In this session, we’ll discuss the five key elements of planning a HIPAA risk analysis.
- Goal: There are several goals to have in mind during your organization’s risk analysis. You should aim to create a thorough, complete planning process so that you don’t end with incomplete results. You should also aim to measure risk instead of strict compliance. Our goal for you is to teach the differences between a HIPAA risk analysis and a HIPAA gap analysis. A risk analysis asks, ““How much exposure do we have to unauthorized access or disclosure of ePHI? What else do we need to do to reduce risk?” But a gap analysis asks, “How are we doing compared to what the regulations require?”
- Resources: During the planning process, you should assess your resources by asking: Who will lead the project? Do they have proper experience in conducting risk analyses? Do they have leadership support? Have they reviewed past risk analyses?

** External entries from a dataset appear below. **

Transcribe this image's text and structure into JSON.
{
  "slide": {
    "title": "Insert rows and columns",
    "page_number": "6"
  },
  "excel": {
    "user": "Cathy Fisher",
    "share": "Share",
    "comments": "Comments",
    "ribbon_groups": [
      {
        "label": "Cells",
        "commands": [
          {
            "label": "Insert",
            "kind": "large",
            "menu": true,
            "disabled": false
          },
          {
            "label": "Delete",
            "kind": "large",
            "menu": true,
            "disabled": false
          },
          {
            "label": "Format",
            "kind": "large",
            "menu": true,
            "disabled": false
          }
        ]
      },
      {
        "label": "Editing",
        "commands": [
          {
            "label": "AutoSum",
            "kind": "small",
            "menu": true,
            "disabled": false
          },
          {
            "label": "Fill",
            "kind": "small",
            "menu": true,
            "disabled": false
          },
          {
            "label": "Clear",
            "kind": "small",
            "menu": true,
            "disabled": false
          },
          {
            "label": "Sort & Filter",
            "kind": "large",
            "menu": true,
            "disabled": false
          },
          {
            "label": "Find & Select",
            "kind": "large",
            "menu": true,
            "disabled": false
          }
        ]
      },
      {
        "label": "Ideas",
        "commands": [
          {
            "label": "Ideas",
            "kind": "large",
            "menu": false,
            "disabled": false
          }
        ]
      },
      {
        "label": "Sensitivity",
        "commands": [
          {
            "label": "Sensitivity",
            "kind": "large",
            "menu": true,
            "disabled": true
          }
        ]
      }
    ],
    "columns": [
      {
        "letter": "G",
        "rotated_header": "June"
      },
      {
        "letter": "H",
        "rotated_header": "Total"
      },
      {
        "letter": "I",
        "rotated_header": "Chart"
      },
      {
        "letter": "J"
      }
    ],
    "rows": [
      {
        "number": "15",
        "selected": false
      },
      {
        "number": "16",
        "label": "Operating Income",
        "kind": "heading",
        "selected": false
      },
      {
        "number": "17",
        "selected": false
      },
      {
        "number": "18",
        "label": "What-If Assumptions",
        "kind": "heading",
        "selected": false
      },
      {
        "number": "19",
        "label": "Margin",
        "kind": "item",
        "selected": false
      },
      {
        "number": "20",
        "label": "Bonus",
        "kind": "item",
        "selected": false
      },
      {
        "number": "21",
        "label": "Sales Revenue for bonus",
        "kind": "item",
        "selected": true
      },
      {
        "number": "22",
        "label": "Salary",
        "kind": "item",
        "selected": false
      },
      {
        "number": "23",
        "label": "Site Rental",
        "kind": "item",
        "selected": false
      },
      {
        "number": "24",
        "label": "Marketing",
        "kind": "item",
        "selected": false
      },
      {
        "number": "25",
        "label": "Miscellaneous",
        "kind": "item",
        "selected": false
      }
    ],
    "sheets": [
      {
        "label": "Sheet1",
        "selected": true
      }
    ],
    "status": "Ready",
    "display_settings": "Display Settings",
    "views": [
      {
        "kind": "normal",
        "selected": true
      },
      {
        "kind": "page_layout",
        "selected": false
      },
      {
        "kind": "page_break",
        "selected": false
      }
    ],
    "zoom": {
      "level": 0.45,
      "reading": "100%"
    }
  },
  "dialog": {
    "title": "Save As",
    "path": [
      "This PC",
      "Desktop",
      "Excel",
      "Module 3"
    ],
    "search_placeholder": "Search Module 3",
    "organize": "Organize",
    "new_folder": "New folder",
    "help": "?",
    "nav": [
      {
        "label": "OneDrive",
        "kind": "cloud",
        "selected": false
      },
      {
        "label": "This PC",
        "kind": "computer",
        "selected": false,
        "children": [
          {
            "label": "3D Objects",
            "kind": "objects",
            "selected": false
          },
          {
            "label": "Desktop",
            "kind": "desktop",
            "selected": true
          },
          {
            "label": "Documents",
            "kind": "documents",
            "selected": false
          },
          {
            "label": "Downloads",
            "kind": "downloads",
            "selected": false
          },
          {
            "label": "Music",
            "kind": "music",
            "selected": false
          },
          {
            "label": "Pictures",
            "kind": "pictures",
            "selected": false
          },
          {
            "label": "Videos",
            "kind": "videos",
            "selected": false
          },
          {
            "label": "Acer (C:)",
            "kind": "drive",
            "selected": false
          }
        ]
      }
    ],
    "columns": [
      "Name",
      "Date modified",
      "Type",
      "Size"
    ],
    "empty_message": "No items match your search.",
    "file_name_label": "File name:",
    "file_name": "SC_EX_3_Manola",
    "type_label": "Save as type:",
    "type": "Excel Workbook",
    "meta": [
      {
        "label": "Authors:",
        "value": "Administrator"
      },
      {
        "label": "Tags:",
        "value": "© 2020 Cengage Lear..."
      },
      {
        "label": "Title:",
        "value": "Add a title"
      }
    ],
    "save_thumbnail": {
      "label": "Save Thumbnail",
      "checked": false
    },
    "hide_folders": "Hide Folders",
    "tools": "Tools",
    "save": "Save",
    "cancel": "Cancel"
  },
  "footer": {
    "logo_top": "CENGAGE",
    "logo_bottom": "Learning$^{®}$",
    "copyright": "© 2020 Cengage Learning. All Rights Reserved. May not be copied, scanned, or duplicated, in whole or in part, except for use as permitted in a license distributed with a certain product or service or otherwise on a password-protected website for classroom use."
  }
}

- Scope: Risk Analysis applies to all electronic PHI; created, received, maintained, or transmitted. We believe that when assessing scope, you need to think in terms of ePHI processing as opposed to systems. Where does PHI enter and leave your entity? We also believe that creating an ePHI workflow is key in having a complete risk analysis. The issue with ranking risks and implementing controls without a flow is that you may leave gaps between systems.
- Information Gathering: There are many places to look when gathering information: information gathered in ePHI flow research, past and present ePHI projects, information security incidents, interview with key staff, documentation review, etc. It may seem obvious, but we’ll say it anyways: document your information gathering. The OCR has indicated in its security series that entities should document information on ePHI during this information collection phase
- Perspectives: When you’ve completed the planning process, you might wonder: How do we ensure that we’ve accurately captured all of the information we need to properly complete a risk analysis? There are two ways to check yourself: internal and external resources. This is an appropriate time to bring in individuals who aren’t leading the project and present your findings to them. Or, you could find a third party who has expertise and who can help you decide whether you’re ready to conduct a risk analysis.
Download the full webinar to hear Mark Hinely’s case study breakdown and the Q&A portion. Contact us today for more information on risk management.